# Task prompt:
Write the data out again exactly, with no pictures.

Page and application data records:
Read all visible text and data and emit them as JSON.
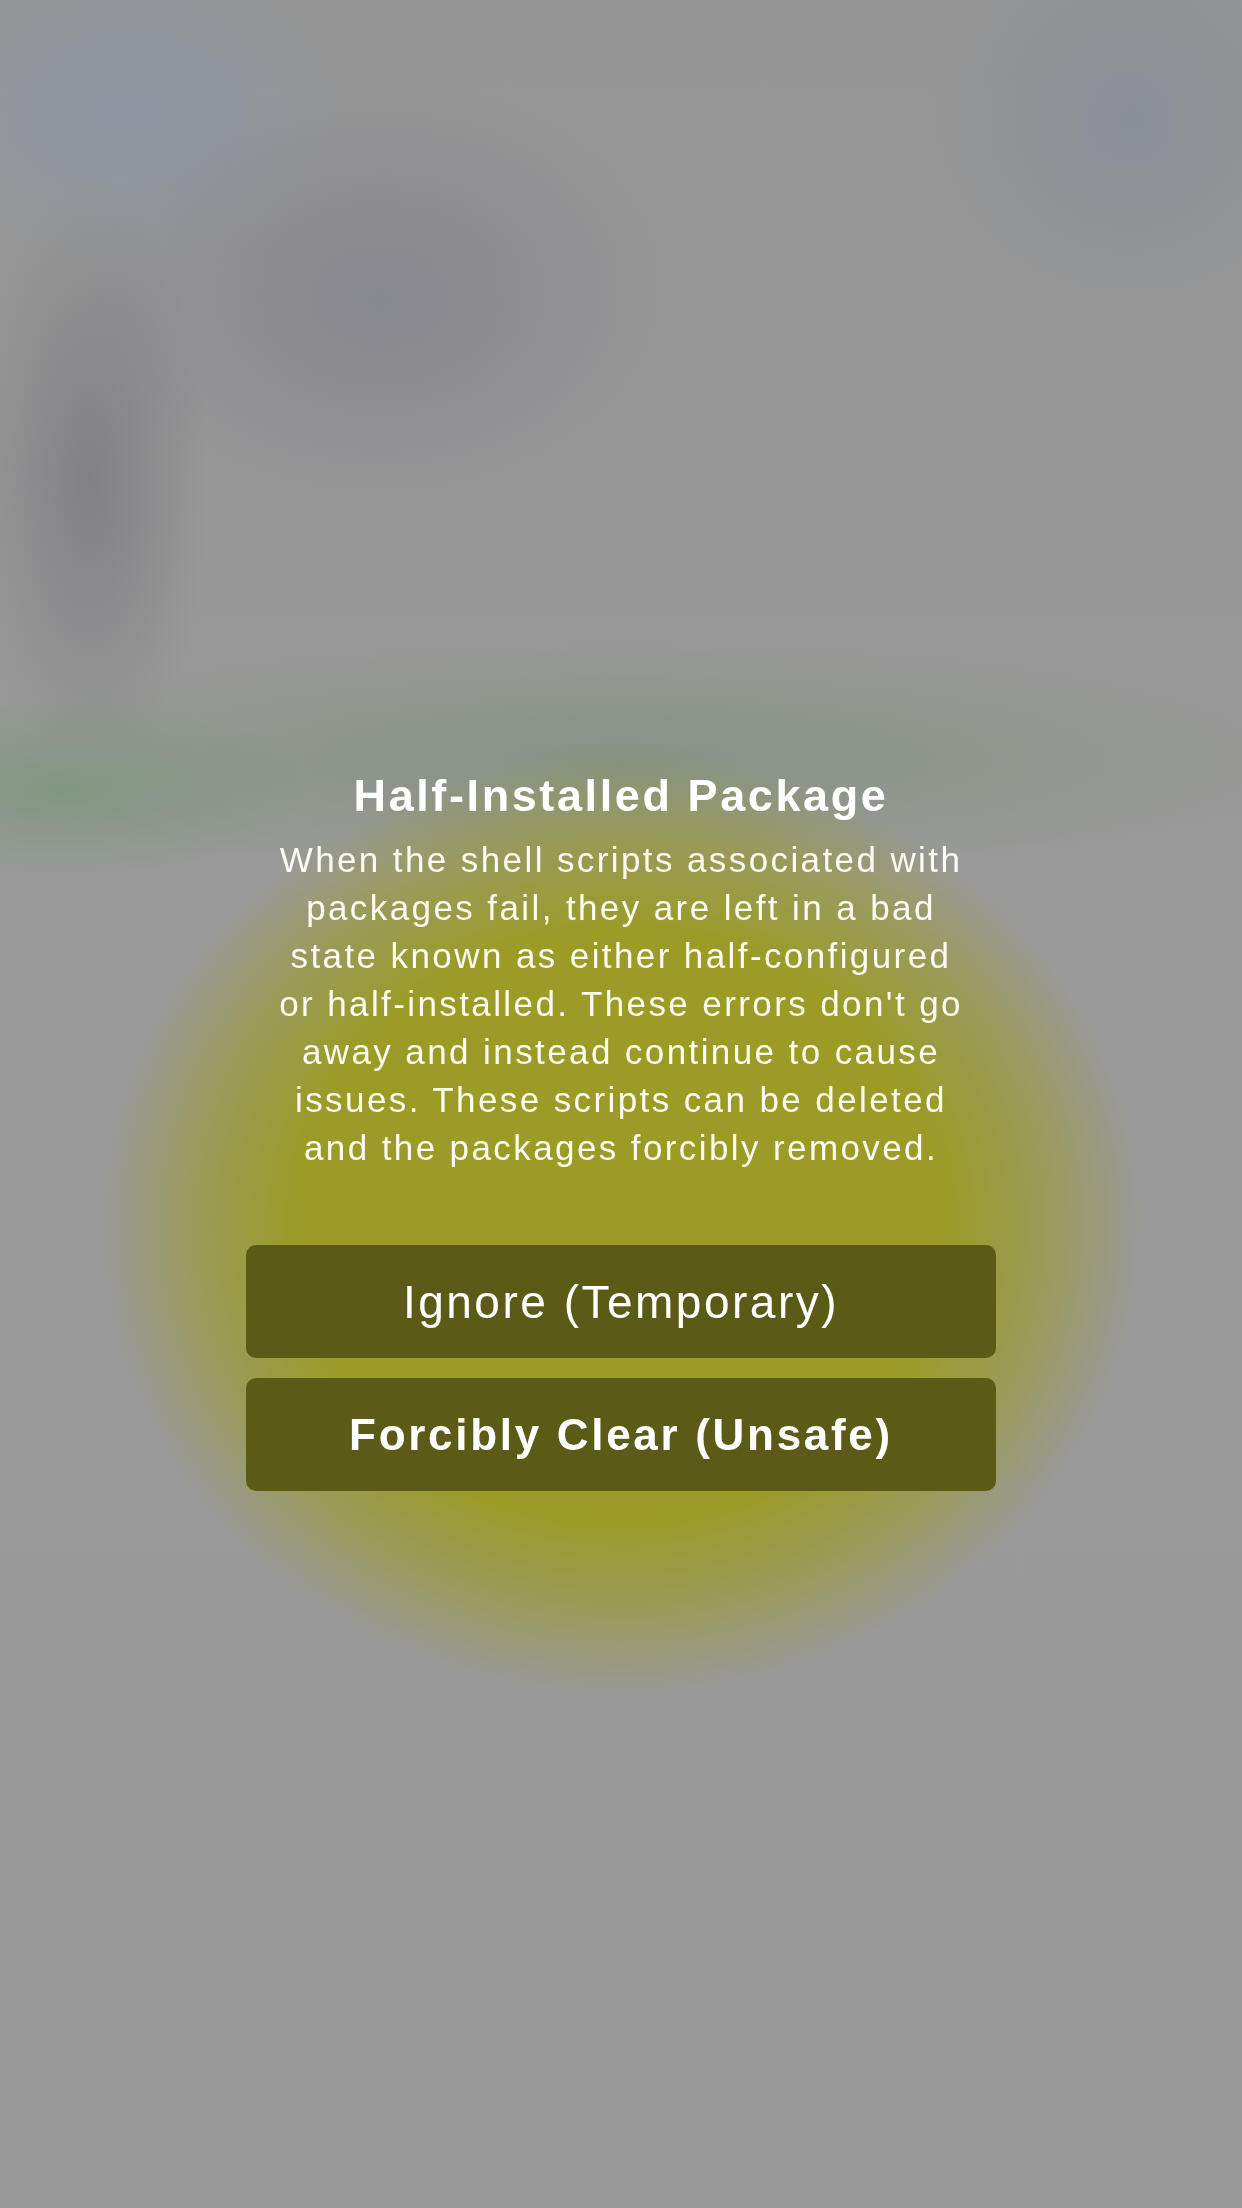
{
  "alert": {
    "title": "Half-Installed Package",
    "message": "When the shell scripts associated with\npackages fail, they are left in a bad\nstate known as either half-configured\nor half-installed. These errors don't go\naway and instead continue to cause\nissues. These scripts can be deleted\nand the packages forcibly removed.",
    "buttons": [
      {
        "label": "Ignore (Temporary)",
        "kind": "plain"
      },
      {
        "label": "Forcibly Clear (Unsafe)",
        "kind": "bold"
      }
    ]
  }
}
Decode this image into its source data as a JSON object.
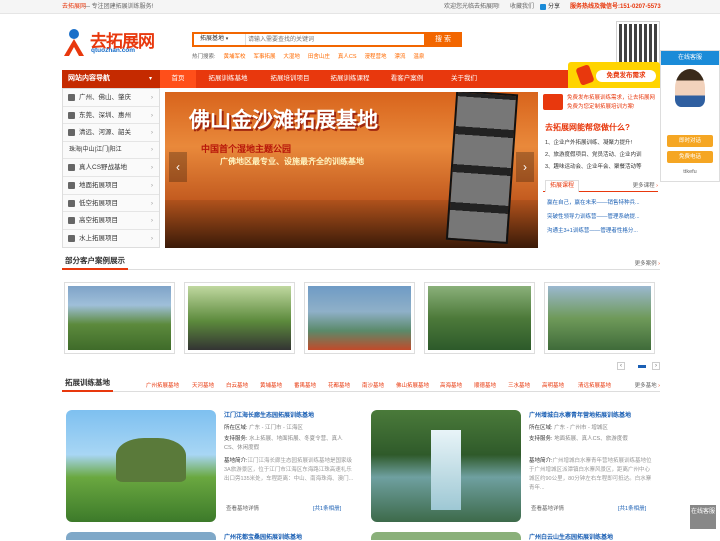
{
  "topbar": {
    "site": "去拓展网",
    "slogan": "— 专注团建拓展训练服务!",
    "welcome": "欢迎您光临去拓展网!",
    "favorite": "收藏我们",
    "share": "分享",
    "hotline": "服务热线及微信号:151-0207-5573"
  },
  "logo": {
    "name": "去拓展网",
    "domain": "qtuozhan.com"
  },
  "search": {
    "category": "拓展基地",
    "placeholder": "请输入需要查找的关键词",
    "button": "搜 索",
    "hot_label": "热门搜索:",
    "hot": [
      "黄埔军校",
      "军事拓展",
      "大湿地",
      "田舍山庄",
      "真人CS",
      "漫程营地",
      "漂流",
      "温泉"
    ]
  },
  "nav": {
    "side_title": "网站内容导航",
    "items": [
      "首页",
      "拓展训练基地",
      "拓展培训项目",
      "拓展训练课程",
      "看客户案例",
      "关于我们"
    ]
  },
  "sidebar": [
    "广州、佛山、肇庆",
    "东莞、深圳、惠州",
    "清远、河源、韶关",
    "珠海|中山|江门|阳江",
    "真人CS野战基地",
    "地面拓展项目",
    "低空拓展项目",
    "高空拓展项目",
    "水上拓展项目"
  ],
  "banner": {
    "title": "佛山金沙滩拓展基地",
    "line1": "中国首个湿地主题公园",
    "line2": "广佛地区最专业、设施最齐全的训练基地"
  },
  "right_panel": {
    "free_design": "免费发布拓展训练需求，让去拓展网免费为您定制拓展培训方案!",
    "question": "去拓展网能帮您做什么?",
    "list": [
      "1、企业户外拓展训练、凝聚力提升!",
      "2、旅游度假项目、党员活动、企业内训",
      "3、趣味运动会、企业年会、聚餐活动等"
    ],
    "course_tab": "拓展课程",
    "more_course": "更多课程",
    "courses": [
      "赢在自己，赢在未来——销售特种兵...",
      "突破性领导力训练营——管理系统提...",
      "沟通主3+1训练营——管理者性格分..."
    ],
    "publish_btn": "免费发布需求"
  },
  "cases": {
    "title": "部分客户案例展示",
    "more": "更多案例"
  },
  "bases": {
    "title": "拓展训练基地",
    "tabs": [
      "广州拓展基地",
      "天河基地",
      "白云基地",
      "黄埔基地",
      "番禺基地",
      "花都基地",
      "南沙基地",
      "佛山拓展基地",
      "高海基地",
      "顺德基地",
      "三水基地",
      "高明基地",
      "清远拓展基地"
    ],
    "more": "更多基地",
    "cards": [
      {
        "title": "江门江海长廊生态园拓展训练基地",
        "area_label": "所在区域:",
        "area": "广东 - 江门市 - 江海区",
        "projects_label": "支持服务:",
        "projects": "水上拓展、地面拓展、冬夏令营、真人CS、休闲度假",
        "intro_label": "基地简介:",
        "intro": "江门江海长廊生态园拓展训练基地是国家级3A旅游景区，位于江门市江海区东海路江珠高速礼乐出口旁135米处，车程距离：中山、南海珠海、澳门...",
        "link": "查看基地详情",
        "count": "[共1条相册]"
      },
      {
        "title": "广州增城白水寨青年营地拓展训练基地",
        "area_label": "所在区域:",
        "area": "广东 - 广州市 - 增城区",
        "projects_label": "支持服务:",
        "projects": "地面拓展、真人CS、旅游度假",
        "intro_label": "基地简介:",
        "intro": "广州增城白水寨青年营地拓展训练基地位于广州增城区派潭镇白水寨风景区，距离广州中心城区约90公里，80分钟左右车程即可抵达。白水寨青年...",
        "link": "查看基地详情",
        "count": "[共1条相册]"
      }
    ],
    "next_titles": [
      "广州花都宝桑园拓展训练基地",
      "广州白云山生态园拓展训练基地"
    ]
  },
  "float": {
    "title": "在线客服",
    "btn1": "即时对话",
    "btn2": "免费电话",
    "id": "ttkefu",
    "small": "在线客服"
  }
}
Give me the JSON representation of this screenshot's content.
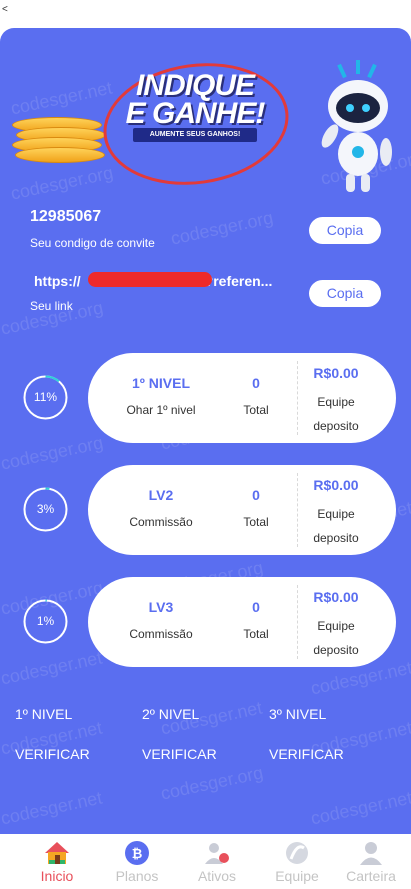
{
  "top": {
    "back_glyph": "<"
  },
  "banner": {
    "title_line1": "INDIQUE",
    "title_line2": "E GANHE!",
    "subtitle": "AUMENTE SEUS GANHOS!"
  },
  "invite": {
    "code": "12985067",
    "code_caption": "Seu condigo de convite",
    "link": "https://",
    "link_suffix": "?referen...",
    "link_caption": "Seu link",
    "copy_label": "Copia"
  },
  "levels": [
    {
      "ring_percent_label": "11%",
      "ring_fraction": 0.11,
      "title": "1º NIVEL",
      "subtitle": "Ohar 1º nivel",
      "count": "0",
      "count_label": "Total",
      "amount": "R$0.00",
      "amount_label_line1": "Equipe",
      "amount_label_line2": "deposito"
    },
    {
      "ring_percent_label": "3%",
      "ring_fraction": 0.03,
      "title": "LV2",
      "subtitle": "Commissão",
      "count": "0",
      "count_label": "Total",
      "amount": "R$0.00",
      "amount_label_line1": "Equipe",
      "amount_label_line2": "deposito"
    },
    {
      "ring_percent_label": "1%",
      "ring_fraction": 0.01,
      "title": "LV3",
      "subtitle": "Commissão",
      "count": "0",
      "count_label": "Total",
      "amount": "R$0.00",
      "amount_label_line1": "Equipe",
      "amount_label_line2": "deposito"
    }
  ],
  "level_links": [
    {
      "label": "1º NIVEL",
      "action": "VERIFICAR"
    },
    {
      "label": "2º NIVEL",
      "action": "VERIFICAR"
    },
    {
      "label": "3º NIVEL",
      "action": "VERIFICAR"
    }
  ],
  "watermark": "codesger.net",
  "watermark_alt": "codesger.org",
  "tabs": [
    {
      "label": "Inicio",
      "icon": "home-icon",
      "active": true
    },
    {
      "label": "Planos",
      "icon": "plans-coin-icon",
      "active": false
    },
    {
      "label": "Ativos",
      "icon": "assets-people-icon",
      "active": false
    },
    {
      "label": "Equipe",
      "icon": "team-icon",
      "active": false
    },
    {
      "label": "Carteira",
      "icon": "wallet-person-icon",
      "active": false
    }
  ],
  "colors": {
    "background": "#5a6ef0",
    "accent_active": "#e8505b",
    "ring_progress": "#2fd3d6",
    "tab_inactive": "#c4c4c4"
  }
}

# Task output:
Read all visible text and data and emit them as JSON.
{
  "alert": {
    "title": "Half-Installed Package",
    "message": "When the shell scripts associated with\npackages fail, they are left in a bad\nstate known as either half-configured\nor half-installed. These errors don't go\naway and instead continue to cause\nissues. These scripts can be deleted\nand the packages forcibly removed.",
    "buttons": [
      {
        "label": "Ignore (Temporary)",
        "kind": "plain"
      },
      {
        "label": "Forcibly Clear (Unsafe)",
        "kind": "bold"
      }
    ]
  }
}
Decode this image into its source data as a JSON object.
{
  "topbar": {
    "site": "去拓展网",
    "slogan": "— 专注团建拓展训练服务!",
    "welcome": "欢迎您光临去拓展网!",
    "favorite": "收藏我们",
    "share": "分享",
    "hotline": "服务热线及微信号:151-0207-5573"
  },
  "logo": {
    "name": "去拓展网",
    "domain": "qtuozhan.com"
  },
  "search": {
    "category": "拓展基地",
    "placeholder": "请输入需要查找的关键词",
    "button": "搜 索",
    "hot_label": "热门搜索:",
    "hot": [
      "黄埔军校",
      "军事拓展",
      "大湿地",
      "田舍山庄",
      "真人CS",
      "漫程营地",
      "漂流",
      "温泉"
    ]
  },
  "nav": {
    "side_title": "网站内容导航",
    "items": [
      "首页",
      "拓展训练基地",
      "拓展培训项目",
      "拓展训练课程",
      "看客户案例",
      "关于我们"
    ]
  },
  "sidebar": [
    "广州、佛山、肇庆",
    "东莞、深圳、惠州",
    "清远、河源、韶关",
    "珠海|中山|江门|阳江",
    "真人CS野战基地",
    "地面拓展项目",
    "低空拓展项目",
    "高空拓展项目",
    "水上拓展项目"
  ],
  "banner": {
    "title": "佛山金沙滩拓展基地",
    "line1": "中国首个湿地主题公园",
    "line2": "广佛地区最专业、设施最齐全的训练基地"
  },
  "right_panel": {
    "free_design": "免费发布拓展训练需求，让去拓展网免费为您定制拓展培训方案!",
    "question": "去拓展网能帮您做什么?",
    "list": [
      "1、企业户外拓展训练、凝聚力提升!",
      "2、旅游度假项目、党员活动、企业内训",
      "3、趣味运动会、企业年会、聚餐活动等"
    ],
    "course_tab": "拓展课程",
    "more_course": "更多课程",
    "courses": [
      "赢在自己，赢在未来——销售特种兵...",
      "突破性领导力训练营——管理系统提...",
      "沟通主3+1训练营——管理者性格分..."
    ],
    "publish_btn": "免费发布需求"
  },
  "cases": {
    "title": "部分客户案例展示",
    "more": "更多案例"
  },
  "bases": {
    "title": "拓展训练基地",
    "tabs": [
      "广州拓展基地",
      "天河基地",
      "白云基地",
      "黄埔基地",
      "番禺基地",
      "花都基地",
      "南沙基地",
      "佛山拓展基地",
      "高海基地",
      "顺德基地",
      "三水基地",
      "高明基地",
      "清远拓展基地"
    ],
    "more": "更多基地",
    "cards": [
      {
        "title": "江门江海长廊生态园拓展训练基地",
        "area_label": "所在区域:",
        "area": "广东 - 江门市 - 江海区",
        "projects_label": "支持服务:",
        "projects": "水上拓展、地面拓展、冬夏令营、真人CS、休闲度假",
        "intro_label": "基地简介:",
        "intro": "江门江海长廊生态园拓展训练基地是国家级3A旅游景区，位于江门市江海区东海路江珠高速礼乐出口旁135米处，车程距离：中山、南海珠海、澳门...",
        "link": "查看基地详情",
        "count": "[共1条相册]"
      },
      {
        "title": "广州增城白水寨青年营地拓展训练基地",
        "area_label": "所在区域:",
        "area": "广东 - 广州市 - 增城区",
        "projects_label": "支持服务:",
        "projects": "地面拓展、真人CS、旅游度假",
        "intro_label": "基地简介:",
        "intro": "广州增城白水寨青年营地拓展训练基地位于广州增城区派潭镇白水寨风景区，距离广州中心城区约90公里，80分钟左右车程即可抵达。白水寨青年...",
        "link": "查看基地详情",
        "count": "[共1条相册]"
      }
    ],
    "next_titles": [
      "广州花都宝桑园拓展训练基地",
      "广州白云山生态园拓展训练基地"
    ]
  },
  "float": {
    "title": "在线客服",
    "btn1": "即时对话",
    "btn2": "免费电话",
    "id": "ttkefu",
    "small": "在线客服"
  }
}
Give me the JSON representation of this screenshot's content.
{
  "top": {
    "back_glyph": "<"
  },
  "banner": {
    "title_line1": "INDIQUE",
    "title_line2": "E GANHE!",
    "subtitle": "AUMENTE SEUS GANHOS!"
  },
  "invite": {
    "code": "12985067",
    "code_caption": "Seu condigo de convite",
    "link": "https://",
    "link_suffix": "?referen...",
    "link_caption": "Seu link",
    "copy_label": "Copia"
  },
  "levels": [
    {
      "ring_percent_label": "11%",
      "ring_fraction": 0.11,
      "title": "1º NIVEL",
      "subtitle": "Ohar 1º nivel",
      "count": "0",
      "count_label": "Total",
      "amount": "R$0.00",
      "amount_label_line1": "Equipe",
      "amount_label_line2": "deposito"
    },
    {
      "ring_percent_label": "3%",
      "ring_fraction": 0.03,
      "title": "LV2",
      "subtitle": "Commissão",
      "count": "0",
      "count_label": "Total",
      "amount": "R$0.00",
      "amount_label_line1": "Equipe",
      "amount_label_line2": "deposito"
    },
    {
      "ring_percent_label": "1%",
      "ring_fraction": 0.01,
      "title": "LV3",
      "subtitle": "Commissão",
      "count": "0",
      "count_label": "Total",
      "amount": "R$0.00",
      "amount_label_line1": "Equipe",
      "amount_label_line2": "deposito"
    }
  ],
  "level_links": [
    {
      "label": "1º NIVEL",
      "action": "VERIFICAR"
    },
    {
      "label": "2º NIVEL",
      "action": "VERIFICAR"
    },
    {
      "label": "3º NIVEL",
      "action": "VERIFICAR"
    }
  ],
  "watermark": "codesger.net",
  "watermark_alt": "codesger.org",
  "tabs": [
    {
      "label": "Inicio",
      "icon": "home-icon",
      "active": true
    },
    {
      "label": "Planos",
      "icon": "plans-coin-icon",
      "active": false
    },
    {
      "label": "Ativos",
      "icon": "assets-people-icon",
      "active": false
    },
    {
      "label": "Equipe",
      "icon": "team-icon",
      "active": false
    },
    {
      "label": "Carteira",
      "icon": "wallet-person-icon",
      "active": false
    }
  ],
  "colors": {
    "background": "#5a6ef0",
    "accent_active": "#e8505b",
    "ring_progress": "#2fd3d6",
    "tab_inactive": "#c4c4c4"
  }
}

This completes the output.